New York Times Examines California’s Effort To Regulate Medical Marijuana Usage
The New York Times on Wednesday examined California's efforts to deal with "excesses" of the medical marijuana law's "success" as city officials, dispensary owners and medical marijuana advocates began "questioning how much of the drug was enough" even before last week's U.S. Supreme Court decision.
The Legislature in 2003 created guidelines for the law, but city officials statewide "still struggle with how to control dispensaries," the Times reports.
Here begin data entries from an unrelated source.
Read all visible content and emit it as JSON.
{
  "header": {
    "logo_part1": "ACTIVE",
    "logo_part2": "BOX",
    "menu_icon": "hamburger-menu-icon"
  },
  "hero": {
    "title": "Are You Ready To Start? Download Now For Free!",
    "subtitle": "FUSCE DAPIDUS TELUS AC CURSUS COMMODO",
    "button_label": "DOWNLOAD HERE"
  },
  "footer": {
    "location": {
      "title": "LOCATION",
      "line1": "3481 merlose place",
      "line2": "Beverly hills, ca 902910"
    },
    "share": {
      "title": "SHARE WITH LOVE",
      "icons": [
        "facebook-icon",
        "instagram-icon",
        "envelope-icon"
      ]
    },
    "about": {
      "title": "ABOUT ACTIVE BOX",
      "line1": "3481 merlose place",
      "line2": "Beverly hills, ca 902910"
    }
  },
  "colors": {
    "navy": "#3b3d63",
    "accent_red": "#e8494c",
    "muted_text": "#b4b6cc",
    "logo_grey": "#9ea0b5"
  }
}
In response to "fears that [dispensaries] would lead to crime and abuse," at least five cities have banned clubs and an additional 47 cities have imposed moratoria on new dispensaries, according to a survey by the marijuana advocacy group Americans for Safe Access.
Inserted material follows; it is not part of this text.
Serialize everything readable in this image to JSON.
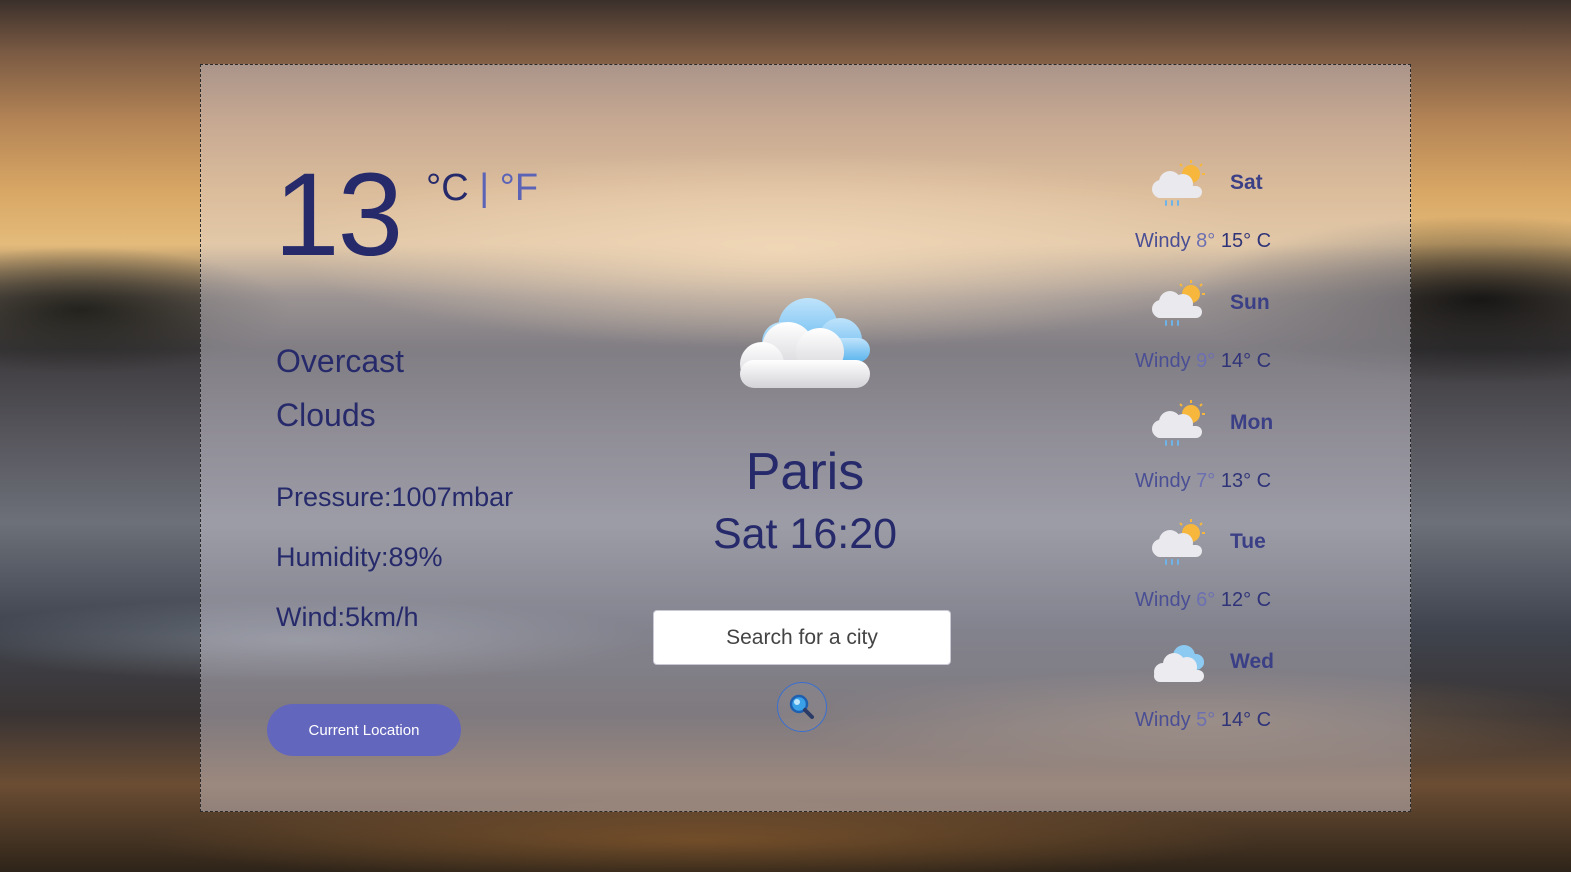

Hilary McQuie, a spokesperson for Safe Access, said, "We want licenses, we want zoning, we want permits. Since states are meant to be the social laboratories, we want to show how well medical marijuana can work."
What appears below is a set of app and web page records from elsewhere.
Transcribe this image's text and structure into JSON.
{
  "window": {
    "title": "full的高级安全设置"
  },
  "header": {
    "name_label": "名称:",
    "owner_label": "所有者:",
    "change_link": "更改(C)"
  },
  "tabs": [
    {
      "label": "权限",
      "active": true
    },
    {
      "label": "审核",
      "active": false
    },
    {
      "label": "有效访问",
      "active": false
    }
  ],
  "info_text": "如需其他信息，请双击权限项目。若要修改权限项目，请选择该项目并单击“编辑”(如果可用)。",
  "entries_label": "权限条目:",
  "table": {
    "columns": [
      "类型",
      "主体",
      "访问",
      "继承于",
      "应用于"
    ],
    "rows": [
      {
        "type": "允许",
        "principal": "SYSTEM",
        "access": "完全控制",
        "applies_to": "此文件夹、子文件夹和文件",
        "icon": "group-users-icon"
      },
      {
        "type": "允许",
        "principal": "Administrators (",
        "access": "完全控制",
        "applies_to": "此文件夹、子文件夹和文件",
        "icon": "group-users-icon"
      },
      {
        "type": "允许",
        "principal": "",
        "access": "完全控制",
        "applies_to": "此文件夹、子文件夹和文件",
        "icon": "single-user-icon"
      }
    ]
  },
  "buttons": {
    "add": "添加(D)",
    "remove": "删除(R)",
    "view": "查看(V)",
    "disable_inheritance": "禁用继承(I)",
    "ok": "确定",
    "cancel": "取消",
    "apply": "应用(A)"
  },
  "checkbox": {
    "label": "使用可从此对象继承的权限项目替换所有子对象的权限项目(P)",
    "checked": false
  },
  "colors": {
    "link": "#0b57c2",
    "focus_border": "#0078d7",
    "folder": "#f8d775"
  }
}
Norma Arceo, spokesperson for the Department of Health Services, said state officials are "analyzing the federal law. We don't know how much of that affects the state law."
State officials also said they are "moving more cautiously on a plan to begin a statewide medical marijuana ID card program," the Times reports (Murphy, New York Times, 6/15).